==== DATA FOR REVIEW ====

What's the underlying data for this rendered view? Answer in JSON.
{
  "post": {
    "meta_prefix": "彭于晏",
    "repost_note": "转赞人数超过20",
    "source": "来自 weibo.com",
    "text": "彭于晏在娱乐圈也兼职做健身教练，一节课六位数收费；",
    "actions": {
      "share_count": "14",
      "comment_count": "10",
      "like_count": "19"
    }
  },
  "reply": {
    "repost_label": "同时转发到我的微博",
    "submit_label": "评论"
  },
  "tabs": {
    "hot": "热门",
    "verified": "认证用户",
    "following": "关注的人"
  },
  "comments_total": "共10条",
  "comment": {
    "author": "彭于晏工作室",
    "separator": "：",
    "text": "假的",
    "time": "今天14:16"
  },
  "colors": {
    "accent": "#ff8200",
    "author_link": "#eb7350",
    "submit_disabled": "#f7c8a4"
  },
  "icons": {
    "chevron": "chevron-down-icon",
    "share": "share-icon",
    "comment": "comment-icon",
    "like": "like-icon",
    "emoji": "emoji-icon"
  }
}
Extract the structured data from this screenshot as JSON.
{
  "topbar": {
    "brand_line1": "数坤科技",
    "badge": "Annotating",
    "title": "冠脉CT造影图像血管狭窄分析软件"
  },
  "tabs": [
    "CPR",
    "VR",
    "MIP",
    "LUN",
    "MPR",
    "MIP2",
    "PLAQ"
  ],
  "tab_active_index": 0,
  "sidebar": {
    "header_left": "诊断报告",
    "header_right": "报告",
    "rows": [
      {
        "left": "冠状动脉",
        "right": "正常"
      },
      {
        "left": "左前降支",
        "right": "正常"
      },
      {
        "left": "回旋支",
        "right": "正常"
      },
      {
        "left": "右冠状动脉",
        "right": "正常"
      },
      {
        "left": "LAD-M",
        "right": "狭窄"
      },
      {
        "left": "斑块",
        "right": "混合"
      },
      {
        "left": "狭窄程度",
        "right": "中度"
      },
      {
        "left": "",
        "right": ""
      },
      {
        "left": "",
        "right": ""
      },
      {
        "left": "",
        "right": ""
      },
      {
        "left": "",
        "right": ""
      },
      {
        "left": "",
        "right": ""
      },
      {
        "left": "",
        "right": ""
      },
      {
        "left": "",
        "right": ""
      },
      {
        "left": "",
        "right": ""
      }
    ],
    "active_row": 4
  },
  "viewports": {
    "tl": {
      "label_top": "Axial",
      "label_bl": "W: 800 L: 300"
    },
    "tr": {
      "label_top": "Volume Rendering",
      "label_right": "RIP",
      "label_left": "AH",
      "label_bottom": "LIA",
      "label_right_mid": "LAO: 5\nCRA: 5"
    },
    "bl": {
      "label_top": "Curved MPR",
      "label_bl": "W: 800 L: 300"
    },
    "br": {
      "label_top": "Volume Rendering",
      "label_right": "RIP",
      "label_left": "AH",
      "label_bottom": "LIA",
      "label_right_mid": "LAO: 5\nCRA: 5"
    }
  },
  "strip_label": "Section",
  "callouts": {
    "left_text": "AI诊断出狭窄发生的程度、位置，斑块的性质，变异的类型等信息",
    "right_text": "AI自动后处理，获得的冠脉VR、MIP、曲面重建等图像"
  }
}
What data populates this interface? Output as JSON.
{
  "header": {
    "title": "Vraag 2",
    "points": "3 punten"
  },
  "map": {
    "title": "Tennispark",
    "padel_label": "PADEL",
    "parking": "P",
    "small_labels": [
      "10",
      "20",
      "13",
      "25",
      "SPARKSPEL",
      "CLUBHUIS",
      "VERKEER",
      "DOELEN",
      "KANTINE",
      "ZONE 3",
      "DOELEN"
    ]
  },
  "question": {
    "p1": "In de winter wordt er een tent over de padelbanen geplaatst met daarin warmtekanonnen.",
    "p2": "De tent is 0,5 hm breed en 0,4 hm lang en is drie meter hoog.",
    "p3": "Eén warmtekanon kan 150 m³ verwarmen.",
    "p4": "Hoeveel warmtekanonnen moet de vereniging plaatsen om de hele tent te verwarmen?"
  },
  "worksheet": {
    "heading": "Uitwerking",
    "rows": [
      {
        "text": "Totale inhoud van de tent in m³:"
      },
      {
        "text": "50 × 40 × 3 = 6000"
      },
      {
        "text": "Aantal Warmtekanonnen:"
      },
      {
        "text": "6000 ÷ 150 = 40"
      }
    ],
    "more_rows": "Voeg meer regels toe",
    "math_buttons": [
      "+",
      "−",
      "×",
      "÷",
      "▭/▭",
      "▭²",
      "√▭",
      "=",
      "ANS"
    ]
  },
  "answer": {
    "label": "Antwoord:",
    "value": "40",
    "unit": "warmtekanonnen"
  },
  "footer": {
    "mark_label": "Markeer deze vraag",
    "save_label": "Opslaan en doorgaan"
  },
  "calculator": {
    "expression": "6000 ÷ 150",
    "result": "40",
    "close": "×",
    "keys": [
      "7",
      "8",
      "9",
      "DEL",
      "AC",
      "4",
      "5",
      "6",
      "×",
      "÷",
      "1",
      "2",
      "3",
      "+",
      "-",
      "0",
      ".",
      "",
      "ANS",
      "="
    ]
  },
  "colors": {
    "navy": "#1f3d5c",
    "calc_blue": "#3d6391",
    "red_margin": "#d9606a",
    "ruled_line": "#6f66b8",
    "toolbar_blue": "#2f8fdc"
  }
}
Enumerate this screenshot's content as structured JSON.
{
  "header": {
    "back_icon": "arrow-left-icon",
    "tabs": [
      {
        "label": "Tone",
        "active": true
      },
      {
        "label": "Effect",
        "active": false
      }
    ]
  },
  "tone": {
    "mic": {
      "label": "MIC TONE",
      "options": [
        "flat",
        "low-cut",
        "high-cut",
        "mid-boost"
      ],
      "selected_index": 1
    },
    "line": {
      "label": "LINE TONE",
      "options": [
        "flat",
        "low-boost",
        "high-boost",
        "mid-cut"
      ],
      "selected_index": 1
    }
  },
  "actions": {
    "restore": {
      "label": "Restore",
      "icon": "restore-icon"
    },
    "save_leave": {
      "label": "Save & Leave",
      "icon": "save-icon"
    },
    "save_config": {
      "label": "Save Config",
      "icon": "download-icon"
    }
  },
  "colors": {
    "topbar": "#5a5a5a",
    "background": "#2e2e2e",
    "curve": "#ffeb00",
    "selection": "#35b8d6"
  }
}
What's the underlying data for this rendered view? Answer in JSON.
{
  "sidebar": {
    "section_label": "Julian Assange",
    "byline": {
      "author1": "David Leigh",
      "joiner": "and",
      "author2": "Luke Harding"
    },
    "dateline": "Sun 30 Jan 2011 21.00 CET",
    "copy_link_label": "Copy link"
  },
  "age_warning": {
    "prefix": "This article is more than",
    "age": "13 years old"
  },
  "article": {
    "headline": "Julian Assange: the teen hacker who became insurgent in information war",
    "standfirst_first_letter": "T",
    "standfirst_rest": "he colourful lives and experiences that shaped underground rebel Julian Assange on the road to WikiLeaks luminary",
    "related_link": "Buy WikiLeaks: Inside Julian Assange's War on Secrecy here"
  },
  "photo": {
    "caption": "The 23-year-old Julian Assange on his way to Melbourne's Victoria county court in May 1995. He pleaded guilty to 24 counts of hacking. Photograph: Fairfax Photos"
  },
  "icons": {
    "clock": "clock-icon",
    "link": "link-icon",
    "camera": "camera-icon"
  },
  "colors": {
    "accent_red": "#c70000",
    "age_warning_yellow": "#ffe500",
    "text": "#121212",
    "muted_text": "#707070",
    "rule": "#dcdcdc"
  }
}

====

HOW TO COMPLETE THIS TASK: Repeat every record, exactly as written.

FINISHED EXERCISE:
What's the underlying data for this rendered view? Answer in JSON.
{
  "post": {
    "meta_prefix": "彭于晏",
    "repost_note": "转赞人数超过20",
    "source": "来自 weibo.com",
    "text": "彭于晏在娱乐圈也兼职做健身教练，一节课六位数收费；",
    "actions": {
      "share_count": "14",
      "comment_count": "10",
      "like_count": "19"
    }
  },
  "reply": {
    "repost_label": "同时转发到我的微博",
    "submit_label": "评论"
  },
  "tabs": {
    "hot": "热门",
    "verified": "认证用户",
    "following": "关注的人"
  },
  "comments_total": "共10条",
  "comment": {
    "author": "彭于晏工作室",
    "separator": "：",
    "text": "假的",
    "time": "今天14:16"
  },
  "colors": {
    "accent": "#ff8200",
    "author_link": "#eb7350",
    "submit_disabled": "#f7c8a4"
  },
  "icons": {
    "chevron": "chevron-down-icon",
    "share": "share-icon",
    "comment": "comment-icon",
    "like": "like-icon",
    "emoji": "emoji-icon"
  }
}
Extract the structured data from this screenshot as JSON.
{
  "topbar": {
    "brand_line1": "数坤科技",
    "badge": "Annotating",
    "title": "冠脉CT造影图像血管狭窄分析软件"
  },
  "tabs": [
    "CPR",
    "VR",
    "MIP",
    "LUN",
    "MPR",
    "MIP2",
    "PLAQ"
  ],
  "tab_active_index": 0,
  "sidebar": {
    "header_left": "诊断报告",
    "header_right": "报告",
    "rows": [
      {
        "left": "冠状动脉",
        "right": "正常"
      },
      {
        "left": "左前降支",
        "right": "正常"
      },
      {
        "left": "回旋支",
        "right": "正常"
      },
      {
        "left": "右冠状动脉",
        "right": "正常"
      },
      {
        "left": "LAD-M",
        "right": "狭窄"
      },
      {
        "left": "斑块",
        "right": "混合"
      },
      {
        "left": "狭窄程度",
        "right": "中度"
      },
      {
        "left": "",
        "right": ""
      },
      {
        "left": "",
        "right": ""
      },
      {
        "left": "",
        "right": ""
      },
      {
        "left": "",
        "right": ""
      },
      {
        "left": "",
        "right": ""
      },
      {
        "left": "",
        "right": ""
      },
      {
        "left": "",
        "right": ""
      },
      {
        "left": "",
        "right": ""
      }
    ],
    "active_row": 4
  },
  "viewports": {
    "tl": {
      "label_top": "Axial",
      "label_bl": "W: 800 L: 300"
    },
    "tr": {
      "label_top": "Volume Rendering",
      "label_right": "RIP",
      "label_left": "AH",
      "label_bottom": "LIA",
      "label_right_mid": "LAO: 5\nCRA: 5"
    },
    "bl": {
      "label_top": "Curved MPR",
      "label_bl": "W: 800 L: 300"
    },
    "br": {
      "label_top": "Volume Rendering",
      "label_right": "RIP",
      "label_left": "AH",
      "label_bottom": "LIA",
      "label_right_mid": "LAO: 5\nCRA: 5"
    }
  },
  "strip_label": "Section",
  "callouts": {
    "left_text": "AI诊断出狭窄发生的程度、位置，斑块的性质，变异的类型等信息",
    "right_text": "AI自动后处理，获得的冠脉VR、MIP、曲面重建等图像"
  }
}
What data populates this interface? Output as JSON.
{
  "header": {
    "title": "Vraag 2",
    "points": "3 punten"
  },
  "map": {
    "title": "Tennispark",
    "padel_label": "PADEL",
    "parking": "P",
    "small_labels": [
      "10",
      "20",
      "13",
      "25",
      "SPARKSPEL",
      "CLUBHUIS",
      "VERKEER",
      "DOELEN",
      "KANTINE",
      "ZONE 3",
      "DOELEN"
    ]
  },
  "question": {
    "p1": "In de winter wordt er een tent over de padelbanen geplaatst met daarin warmtekanonnen.",
    "p2": "De tent is 0,5 hm breed en 0,4 hm lang en is drie meter hoog.",
    "p3": "Eén warmtekanon kan 150 m³ verwarmen.",
    "p4": "Hoeveel warmtekanonnen moet de vereniging plaatsen om de hele tent te verwarmen?"
  },
  "worksheet": {
    "heading": "Uitwerking",
    "rows": [
      {
        "text": "Totale inhoud van de tent in m³:"
      },
      {
        "text": "50 × 40 × 3 = 6000"
      },
      {
        "text": "Aantal Warmtekanonnen:"
      },
      {
        "text": "6000 ÷ 150 = 40"
      }
    ],
    "more_rows": "Voeg meer regels toe",
    "math_buttons": [
      "+",
      "−",
      "×",
      "÷",
      "▭/▭",
      "▭²",
      "√▭",
      "=",
      "ANS"
    ]
  },
  "answer": {
    "label": "Antwoord:",
    "value": "40",
    "unit": "warmtekanonnen"
  },
  "footer": {
    "mark_label": "Markeer deze vraag",
    "save_label": "Opslaan en doorgaan"
  },
  "calculator": {
    "expression": "6000 ÷ 150",
    "result": "40",
    "close": "×",
    "keys": [
      "7",
      "8",
      "9",
      "DEL",
      "AC",
      "4",
      "5",
      "6",
      "×",
      "÷",
      "1",
      "2",
      "3",
      "+",
      "-",
      "0",
      ".",
      "",
      "ANS",
      "="
    ]
  },
  "colors": {
    "navy": "#1f3d5c",
    "calc_blue": "#3d6391",
    "red_margin": "#d9606a",
    "ruled_line": "#6f66b8",
    "toolbar_blue": "#2f8fdc"
  }
}
Enumerate this screenshot's content as structured JSON.
{
  "header": {
    "back_icon": "arrow-left-icon",
    "tabs": [
      {
        "label": "Tone",
        "active": true
      },
      {
        "label": "Effect",
        "active": false
      }
    ]
  },
  "tone": {
    "mic": {
      "label": "MIC TONE",
      "options": [
        "flat",
        "low-cut",
        "high-cut",
        "mid-boost"
      ],
      "selected_index": 1
    },
    "line": {
      "label": "LINE TONE",
      "options": [
        "flat",
        "low-boost",
        "high-boost",
        "mid-cut"
      ],
      "selected_index": 1
    }
  },
  "actions": {
    "restore": {
      "label": "Restore",
      "icon": "restore-icon"
    },
    "save_leave": {
      "label": "Save & Leave",
      "icon": "save-icon"
    },
    "save_config": {
      "label": "Save Config",
      "icon": "download-icon"
    }
  },
  "colors": {
    "topbar": "#5a5a5a",
    "background": "#2e2e2e",
    "curve": "#ffeb00",
    "selection": "#35b8d6"
  }
}
What's the underlying data for this rendered view? Answer in JSON.
{
  "sidebar": {
    "section_label": "Julian Assange",
    "byline": {
      "author1": "David Leigh",
      "joiner": "and",
      "author2": "Luke Harding"
    },
    "dateline": "Sun 30 Jan 2011 21.00 CET",
    "copy_link_label": "Copy link"
  },
  "age_warning": {
    "prefix": "This article is more than",
    "age": "13 years old"
  },
  "article": {
    "headline": "Julian Assange: the teen hacker who became insurgent in information war",
    "standfirst_first_letter": "T",
    "standfirst_rest": "he colourful lives and experiences that shaped underground rebel Julian Assange on the road to WikiLeaks luminary",
    "related_link": "Buy WikiLeaks: Inside Julian Assange's War on Secrecy here"
  },
  "photo": {
    "caption": "The 23-year-old Julian Assange on his way to Melbourne's Victoria county court in May 1995. He pleaded guilty to 24 counts of hacking. Photograph: Fairfax Photos"
  },
  "icons": {
    "clock": "clock-icon",
    "link": "link-icon",
    "camera": "camera-icon"
  },
  "colors": {
    "accent_red": "#c70000",
    "age_warning_yellow": "#ffe500",
    "text": "#121212",
    "muted_text": "#707070",
    "rule": "#dcdcdc"
  }
}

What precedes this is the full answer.